BEGIN Supplied records

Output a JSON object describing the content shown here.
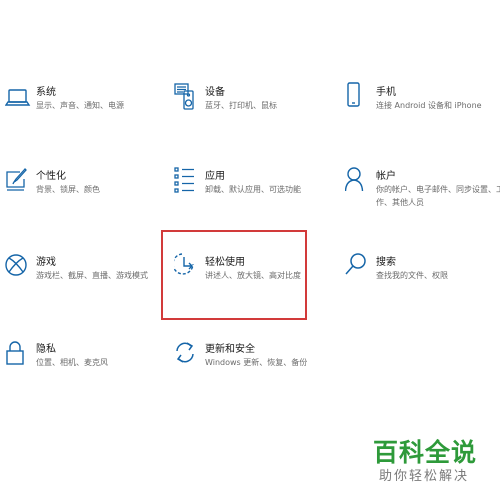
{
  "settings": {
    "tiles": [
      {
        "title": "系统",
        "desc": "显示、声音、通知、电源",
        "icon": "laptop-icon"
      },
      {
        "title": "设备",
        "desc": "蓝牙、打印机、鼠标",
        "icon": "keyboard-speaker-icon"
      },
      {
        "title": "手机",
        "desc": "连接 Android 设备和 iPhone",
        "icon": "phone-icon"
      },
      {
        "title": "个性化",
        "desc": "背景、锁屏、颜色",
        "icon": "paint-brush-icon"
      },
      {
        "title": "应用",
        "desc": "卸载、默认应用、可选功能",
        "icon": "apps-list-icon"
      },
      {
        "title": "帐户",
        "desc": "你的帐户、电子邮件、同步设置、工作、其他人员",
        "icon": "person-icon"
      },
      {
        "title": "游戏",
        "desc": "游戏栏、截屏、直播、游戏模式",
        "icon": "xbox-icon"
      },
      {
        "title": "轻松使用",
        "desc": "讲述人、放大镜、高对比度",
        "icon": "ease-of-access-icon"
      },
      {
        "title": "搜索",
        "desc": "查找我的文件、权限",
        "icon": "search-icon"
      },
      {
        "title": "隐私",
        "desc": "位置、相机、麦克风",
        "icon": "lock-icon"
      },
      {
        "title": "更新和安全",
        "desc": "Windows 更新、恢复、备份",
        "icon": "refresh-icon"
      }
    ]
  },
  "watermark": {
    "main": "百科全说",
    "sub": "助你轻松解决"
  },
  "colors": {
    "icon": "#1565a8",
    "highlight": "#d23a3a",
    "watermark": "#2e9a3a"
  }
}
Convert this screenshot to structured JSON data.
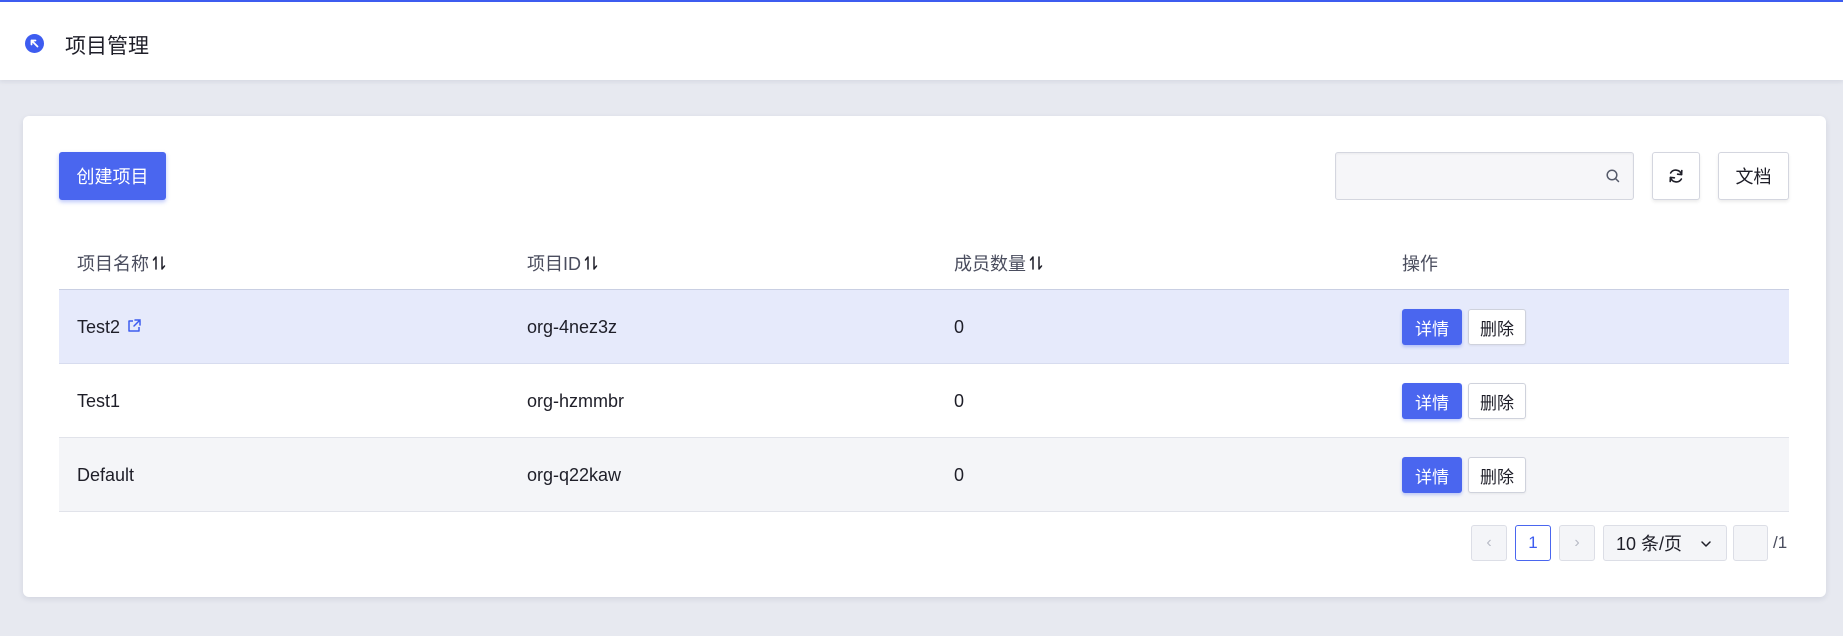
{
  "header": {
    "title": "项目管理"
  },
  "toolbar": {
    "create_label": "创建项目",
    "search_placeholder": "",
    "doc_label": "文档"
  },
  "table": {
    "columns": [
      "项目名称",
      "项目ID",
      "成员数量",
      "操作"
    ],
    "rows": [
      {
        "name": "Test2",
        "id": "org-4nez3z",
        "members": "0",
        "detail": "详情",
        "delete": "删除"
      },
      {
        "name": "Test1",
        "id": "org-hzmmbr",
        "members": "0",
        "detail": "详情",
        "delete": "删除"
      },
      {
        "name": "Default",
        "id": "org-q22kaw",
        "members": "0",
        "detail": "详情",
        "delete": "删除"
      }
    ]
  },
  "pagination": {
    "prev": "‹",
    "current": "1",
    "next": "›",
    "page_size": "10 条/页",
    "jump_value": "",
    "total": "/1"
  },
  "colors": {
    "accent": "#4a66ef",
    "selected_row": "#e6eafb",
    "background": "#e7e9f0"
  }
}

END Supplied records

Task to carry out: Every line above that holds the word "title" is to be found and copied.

Finished exercise:
        "title": "系统",
        "title": "设备",
        "title": "手机",
        "title": "个性化",
        "title": "应用",
        "title": "帐户",
        "title": "游戏",
        "title": "轻松使用",
        "title": "搜索",
        "title": "隐私",
        "title": "更新和安全",
    "title": "项目管理"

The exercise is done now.